Iranian officials say Inspectors from the United Nations could be allowed inside Iran's new heavy water nuclear reaction within weeks.
The spokesman for Iran's nuclear department tells the official IRNA news agency Tehran is willing to grant the U.N. International Atomic Energy Agency access to its Arak reactor before the next round of talks with the agency on December 11.
But Behrouz Kamalvandi also says details of such an inspection would still need to be worked out.
Iran and the IAEA signed an agreement that will allow expanded inspections of Iran's nuclear sites.
In Vienna, IAEA chief Yukiya Amano told the French news agency he still wants Iran to answer questions about its alleged nuclear weapons program, though the issue is not specifically outlined in the deal.
Iran insists its nuclear program has always been designed for peaceful purposes.
Meanwhile, Iran's top nuclear negotiator is back home, touting progress in the most recent round of talks with Western powers over Tehran's controversial nuclear program.
Foreign Minister Mohammad Javad Zarif sounded upbeat tone about the Geneva talks during an Iranian television talk show Monday.

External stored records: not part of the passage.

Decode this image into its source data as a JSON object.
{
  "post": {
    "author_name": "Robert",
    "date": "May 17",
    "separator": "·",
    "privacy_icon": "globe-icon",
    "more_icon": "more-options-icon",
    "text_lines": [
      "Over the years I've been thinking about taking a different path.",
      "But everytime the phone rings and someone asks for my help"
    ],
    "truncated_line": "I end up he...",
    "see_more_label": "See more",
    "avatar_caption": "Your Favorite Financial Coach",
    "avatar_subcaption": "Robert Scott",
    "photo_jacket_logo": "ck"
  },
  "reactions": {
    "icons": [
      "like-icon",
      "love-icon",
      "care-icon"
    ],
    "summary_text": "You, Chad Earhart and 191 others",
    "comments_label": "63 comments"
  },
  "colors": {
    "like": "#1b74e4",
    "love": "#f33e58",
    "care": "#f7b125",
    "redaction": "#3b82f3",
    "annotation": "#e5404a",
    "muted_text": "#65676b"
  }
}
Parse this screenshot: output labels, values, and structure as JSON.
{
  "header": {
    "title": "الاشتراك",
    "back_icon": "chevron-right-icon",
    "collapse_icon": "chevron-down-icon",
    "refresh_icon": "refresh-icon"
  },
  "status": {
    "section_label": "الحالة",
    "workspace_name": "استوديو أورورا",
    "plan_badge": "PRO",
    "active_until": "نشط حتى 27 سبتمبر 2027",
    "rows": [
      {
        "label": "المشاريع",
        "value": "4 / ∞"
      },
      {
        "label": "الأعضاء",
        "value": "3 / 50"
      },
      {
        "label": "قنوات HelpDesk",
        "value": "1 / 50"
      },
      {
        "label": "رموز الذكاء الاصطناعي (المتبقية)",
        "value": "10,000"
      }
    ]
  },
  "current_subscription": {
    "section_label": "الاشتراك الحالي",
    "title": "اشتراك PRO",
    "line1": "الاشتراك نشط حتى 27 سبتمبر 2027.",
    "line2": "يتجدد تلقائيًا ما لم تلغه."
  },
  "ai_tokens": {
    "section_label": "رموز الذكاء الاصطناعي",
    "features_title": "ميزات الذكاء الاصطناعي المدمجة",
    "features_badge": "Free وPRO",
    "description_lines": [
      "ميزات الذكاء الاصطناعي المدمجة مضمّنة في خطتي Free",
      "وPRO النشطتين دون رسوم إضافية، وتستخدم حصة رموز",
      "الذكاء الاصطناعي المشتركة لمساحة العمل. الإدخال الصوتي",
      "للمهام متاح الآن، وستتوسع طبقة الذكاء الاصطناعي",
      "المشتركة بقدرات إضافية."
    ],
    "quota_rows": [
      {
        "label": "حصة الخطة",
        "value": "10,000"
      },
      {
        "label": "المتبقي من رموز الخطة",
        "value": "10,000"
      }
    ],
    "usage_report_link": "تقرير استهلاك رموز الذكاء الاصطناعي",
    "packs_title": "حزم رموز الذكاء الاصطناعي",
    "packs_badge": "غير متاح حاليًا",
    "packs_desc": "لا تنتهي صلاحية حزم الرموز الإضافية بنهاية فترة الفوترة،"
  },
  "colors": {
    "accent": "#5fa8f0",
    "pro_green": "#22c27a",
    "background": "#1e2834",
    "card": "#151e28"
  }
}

"Everybody felt that considerable progress had been made. Everybody believed that there were grounds for reaching a mutual understanding and a solution, and grounds did exist. I still believe that fairly good progress was made. Let's say if we had wanted to progress by 90 percent, we did actually progress by 70 or 75 percent."
Zarif blamed the lack of a deal on divisions among the P5+1, the group that includes the United States, Britain, France, China, Russia and Germany.
U.S. Secretary of State John Kerry says Western powers were united in their proposal and that it was Iran which was not ready to accept the deal. Negotiations resume next week.
British Foreign Secretary William Hague said the P5+1 powers would lift some of the sanctions they have imposed on Iran if a preliminary deal over its nuclear program could be reached. He also said the punitive measures could be intensified if negotiations fail.
The separate deal between Iran and the IAEA deal requires Iran to give inspectors "managed access" within three months to the country's main uranium mine, access to the reactor at Arak as well as long-sought information about some of its other nuclear activities.